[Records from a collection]
=== Begin Enclosure ===

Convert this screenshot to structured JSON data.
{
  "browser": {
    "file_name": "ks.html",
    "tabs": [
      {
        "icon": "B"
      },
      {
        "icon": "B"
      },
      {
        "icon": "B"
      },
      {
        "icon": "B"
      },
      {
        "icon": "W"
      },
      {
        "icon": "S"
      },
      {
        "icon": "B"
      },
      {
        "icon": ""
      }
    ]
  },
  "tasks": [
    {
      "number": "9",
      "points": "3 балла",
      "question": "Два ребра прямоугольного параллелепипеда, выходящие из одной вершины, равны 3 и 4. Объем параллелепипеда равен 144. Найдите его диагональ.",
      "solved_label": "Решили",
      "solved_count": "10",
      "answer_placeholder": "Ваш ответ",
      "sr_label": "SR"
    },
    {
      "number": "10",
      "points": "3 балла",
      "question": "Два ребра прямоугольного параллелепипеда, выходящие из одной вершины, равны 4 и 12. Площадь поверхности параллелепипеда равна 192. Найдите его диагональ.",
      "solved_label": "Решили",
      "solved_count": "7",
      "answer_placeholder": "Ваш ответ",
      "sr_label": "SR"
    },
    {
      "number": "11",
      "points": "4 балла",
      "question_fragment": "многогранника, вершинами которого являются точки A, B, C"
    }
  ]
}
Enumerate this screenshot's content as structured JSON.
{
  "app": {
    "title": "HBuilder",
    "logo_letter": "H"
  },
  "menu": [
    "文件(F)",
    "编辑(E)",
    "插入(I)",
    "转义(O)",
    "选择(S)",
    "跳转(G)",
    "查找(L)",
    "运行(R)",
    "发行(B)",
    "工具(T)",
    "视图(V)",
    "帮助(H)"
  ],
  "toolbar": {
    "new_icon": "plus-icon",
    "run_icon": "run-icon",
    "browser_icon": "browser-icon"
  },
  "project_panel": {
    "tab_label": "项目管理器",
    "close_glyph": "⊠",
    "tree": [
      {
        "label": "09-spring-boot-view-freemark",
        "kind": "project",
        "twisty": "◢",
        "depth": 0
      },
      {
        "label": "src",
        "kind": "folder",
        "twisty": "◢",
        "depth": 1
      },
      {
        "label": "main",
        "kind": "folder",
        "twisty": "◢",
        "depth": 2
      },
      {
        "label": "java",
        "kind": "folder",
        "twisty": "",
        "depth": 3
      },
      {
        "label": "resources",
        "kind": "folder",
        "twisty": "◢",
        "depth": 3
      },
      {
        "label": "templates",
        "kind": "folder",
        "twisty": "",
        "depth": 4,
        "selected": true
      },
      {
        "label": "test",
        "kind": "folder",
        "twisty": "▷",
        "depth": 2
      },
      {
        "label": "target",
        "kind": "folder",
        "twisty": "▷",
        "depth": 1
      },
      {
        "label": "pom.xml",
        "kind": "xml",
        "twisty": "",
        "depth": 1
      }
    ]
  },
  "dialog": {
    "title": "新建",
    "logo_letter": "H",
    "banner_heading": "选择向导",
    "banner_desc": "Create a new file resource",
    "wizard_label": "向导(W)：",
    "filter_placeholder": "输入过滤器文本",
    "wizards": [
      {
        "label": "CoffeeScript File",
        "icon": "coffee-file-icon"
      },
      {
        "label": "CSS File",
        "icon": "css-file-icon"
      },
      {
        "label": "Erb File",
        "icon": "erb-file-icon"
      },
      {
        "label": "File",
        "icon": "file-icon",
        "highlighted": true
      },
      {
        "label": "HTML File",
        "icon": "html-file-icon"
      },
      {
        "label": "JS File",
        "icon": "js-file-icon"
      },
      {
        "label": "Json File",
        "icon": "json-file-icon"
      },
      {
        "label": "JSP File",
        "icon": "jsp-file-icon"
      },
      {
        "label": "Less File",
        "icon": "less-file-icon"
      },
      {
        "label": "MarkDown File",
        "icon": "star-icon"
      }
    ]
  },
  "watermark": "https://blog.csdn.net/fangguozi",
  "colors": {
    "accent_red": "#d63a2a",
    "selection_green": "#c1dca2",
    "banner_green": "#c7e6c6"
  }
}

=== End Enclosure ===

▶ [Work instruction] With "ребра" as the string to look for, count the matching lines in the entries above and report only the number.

▶ [Answer area] 2